◆ Exercise description
Show all lines of the entries in which the word "desktop" is found.

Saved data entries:
►

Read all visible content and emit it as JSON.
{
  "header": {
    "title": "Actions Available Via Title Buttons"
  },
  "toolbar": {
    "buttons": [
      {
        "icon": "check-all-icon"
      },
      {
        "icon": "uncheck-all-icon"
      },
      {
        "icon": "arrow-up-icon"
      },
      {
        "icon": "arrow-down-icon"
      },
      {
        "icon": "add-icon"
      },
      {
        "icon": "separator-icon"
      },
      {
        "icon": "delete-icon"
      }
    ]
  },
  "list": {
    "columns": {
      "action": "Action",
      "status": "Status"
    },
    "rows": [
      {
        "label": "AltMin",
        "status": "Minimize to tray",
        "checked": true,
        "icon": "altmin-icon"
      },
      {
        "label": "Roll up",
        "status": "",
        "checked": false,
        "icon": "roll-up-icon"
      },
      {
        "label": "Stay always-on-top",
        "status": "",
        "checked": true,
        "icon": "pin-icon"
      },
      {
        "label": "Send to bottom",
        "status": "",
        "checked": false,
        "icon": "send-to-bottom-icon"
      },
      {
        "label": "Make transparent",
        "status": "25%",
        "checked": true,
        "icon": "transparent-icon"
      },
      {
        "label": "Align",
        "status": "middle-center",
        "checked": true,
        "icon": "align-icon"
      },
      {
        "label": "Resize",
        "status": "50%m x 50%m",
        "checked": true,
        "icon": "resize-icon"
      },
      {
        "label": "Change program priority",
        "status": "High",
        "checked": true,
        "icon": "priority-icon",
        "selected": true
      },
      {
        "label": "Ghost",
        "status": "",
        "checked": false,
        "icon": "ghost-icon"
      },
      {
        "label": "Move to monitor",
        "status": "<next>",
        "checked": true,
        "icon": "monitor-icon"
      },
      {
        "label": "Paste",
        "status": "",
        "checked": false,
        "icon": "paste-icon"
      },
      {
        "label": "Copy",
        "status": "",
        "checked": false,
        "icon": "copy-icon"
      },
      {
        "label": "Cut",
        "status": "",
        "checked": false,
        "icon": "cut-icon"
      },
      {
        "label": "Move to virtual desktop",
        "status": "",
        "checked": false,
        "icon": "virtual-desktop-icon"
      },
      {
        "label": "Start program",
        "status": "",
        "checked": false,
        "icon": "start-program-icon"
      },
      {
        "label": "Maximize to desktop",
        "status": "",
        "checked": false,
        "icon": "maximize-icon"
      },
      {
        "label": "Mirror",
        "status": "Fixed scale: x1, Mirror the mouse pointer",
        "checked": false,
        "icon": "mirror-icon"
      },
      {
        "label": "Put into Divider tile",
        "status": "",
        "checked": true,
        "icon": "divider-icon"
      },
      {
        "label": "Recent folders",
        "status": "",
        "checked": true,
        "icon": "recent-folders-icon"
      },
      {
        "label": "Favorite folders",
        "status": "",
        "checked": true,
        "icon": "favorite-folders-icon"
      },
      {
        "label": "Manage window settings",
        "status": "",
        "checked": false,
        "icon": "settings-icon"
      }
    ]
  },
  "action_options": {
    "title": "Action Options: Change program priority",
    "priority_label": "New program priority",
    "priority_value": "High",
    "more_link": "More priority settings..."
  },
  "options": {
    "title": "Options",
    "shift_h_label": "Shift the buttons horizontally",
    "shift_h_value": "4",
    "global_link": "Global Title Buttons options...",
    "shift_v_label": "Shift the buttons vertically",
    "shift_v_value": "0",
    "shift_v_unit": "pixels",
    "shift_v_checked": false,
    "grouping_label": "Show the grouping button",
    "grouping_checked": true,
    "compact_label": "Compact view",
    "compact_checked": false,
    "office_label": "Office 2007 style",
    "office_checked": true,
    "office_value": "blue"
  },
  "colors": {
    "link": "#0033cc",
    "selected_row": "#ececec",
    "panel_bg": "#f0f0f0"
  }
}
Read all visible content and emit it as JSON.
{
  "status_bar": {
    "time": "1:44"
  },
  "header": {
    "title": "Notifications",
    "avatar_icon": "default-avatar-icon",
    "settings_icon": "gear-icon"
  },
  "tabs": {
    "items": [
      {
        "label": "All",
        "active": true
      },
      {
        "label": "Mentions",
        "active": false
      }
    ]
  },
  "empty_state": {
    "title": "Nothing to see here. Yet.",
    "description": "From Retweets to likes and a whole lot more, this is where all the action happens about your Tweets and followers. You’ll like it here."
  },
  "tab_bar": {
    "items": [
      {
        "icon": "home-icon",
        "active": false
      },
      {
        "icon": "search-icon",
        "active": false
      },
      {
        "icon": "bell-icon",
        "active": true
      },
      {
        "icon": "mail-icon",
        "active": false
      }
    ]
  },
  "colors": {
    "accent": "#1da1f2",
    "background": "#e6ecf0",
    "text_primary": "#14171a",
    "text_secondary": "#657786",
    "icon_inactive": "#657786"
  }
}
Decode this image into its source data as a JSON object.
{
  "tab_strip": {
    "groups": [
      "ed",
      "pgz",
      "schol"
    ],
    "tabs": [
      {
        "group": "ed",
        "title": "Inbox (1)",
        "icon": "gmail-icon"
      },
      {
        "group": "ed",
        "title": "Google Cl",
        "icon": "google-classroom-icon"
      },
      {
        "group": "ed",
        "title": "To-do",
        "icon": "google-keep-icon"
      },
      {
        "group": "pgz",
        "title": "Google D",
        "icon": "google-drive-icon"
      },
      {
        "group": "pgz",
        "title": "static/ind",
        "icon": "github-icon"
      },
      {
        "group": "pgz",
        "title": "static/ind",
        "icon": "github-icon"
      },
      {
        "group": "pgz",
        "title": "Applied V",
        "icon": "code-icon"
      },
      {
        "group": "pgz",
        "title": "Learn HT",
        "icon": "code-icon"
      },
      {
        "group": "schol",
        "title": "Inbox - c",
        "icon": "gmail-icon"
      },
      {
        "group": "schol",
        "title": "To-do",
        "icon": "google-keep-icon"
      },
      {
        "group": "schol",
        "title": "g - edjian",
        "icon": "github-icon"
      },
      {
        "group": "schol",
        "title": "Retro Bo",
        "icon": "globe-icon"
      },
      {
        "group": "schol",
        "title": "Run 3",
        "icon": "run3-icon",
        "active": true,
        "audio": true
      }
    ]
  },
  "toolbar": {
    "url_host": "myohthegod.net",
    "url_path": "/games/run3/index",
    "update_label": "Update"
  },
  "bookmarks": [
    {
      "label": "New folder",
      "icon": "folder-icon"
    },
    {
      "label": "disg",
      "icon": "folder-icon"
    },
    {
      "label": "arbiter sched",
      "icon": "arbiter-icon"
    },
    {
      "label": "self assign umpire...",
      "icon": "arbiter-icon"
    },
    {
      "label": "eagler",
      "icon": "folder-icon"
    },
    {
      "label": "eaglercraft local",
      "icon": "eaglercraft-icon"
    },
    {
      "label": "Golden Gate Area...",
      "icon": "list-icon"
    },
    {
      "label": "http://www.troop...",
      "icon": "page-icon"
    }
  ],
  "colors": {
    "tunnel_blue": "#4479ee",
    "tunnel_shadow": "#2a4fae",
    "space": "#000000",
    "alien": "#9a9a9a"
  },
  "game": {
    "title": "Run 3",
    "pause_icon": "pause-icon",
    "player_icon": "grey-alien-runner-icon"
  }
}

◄

◆ Exercise answer
        "label": "Move to virtual desktop",
        "icon": "virtual-desktop-icon"
        "label": "Maximize to desktop",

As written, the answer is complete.